Task statement:
Which lines in the data below contain the word "number"? Return each of them.
________________________________________
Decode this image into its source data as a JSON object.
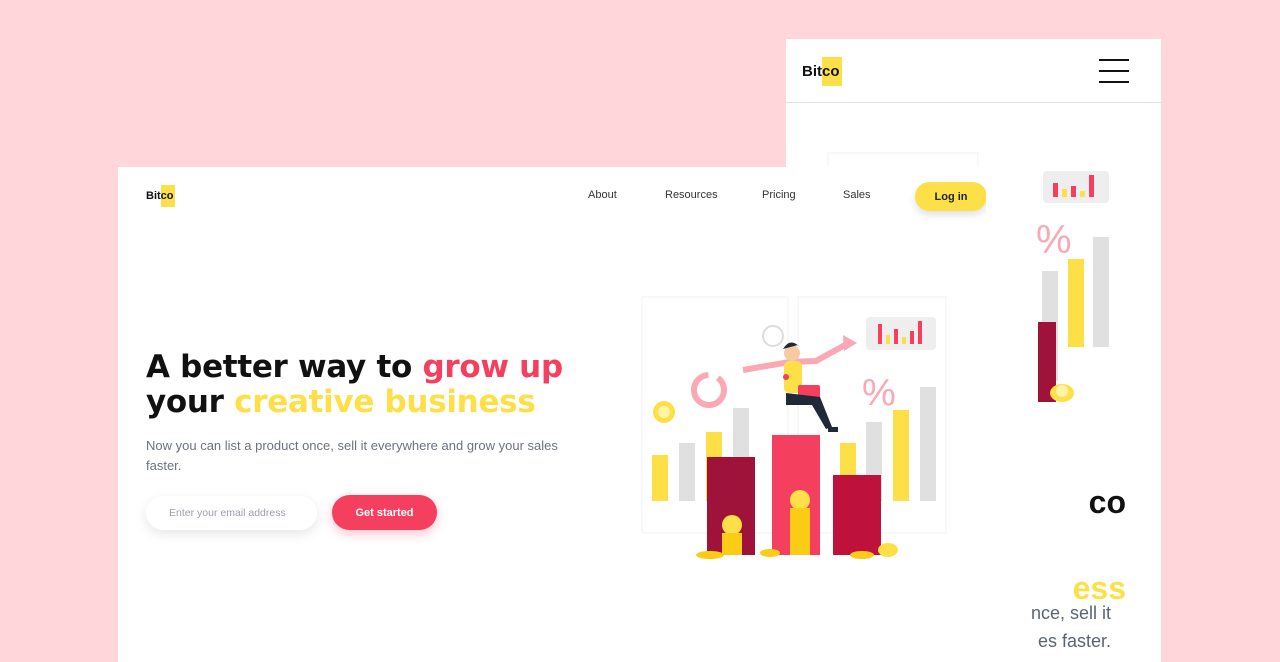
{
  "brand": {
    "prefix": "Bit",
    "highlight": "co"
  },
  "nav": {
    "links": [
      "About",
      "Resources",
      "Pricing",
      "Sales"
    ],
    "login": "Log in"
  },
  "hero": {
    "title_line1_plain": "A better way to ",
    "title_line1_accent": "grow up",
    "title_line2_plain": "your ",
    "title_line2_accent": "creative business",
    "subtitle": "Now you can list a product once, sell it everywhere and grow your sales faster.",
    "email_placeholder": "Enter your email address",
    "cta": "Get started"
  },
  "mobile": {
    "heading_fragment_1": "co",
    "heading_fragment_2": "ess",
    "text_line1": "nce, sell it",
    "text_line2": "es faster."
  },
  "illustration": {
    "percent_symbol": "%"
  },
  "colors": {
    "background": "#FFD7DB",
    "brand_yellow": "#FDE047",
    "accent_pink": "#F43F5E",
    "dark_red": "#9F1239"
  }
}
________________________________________
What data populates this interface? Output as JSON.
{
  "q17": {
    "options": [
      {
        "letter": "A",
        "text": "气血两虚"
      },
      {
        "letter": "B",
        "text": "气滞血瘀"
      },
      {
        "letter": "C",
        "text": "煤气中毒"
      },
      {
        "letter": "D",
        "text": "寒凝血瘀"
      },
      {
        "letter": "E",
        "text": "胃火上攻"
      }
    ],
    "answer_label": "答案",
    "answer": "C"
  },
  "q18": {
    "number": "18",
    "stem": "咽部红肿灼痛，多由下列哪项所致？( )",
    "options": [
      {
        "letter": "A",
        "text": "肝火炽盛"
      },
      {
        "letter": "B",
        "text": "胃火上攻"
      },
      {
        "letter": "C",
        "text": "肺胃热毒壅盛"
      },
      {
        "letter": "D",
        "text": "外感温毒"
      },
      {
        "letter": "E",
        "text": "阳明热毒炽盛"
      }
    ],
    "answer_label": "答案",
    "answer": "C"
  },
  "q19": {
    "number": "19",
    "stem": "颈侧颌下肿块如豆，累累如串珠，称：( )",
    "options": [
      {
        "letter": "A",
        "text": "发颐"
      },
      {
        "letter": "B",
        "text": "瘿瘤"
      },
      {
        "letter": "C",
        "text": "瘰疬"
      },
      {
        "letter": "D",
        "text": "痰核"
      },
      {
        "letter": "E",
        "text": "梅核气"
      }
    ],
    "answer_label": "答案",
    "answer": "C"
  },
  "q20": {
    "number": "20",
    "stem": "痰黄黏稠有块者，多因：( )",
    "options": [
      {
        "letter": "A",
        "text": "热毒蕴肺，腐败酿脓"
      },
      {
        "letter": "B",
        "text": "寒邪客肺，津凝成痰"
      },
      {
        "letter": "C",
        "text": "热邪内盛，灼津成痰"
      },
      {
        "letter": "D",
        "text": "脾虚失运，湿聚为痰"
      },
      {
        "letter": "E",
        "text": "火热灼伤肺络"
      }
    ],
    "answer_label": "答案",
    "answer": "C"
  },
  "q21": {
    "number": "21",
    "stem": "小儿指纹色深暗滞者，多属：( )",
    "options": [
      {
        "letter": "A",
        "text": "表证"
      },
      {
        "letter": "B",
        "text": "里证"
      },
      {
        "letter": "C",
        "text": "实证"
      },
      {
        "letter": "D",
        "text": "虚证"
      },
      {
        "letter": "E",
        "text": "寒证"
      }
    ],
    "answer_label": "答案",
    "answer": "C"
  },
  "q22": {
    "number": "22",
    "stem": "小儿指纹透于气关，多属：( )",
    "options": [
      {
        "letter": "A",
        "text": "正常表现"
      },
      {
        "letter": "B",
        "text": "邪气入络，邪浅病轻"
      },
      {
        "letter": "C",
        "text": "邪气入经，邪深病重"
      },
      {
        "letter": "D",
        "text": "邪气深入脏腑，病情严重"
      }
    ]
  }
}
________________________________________
Result of the task:
    "number": "18",
    "number": "19",
    "number": "20",
    "number": "21",
    "number": "22",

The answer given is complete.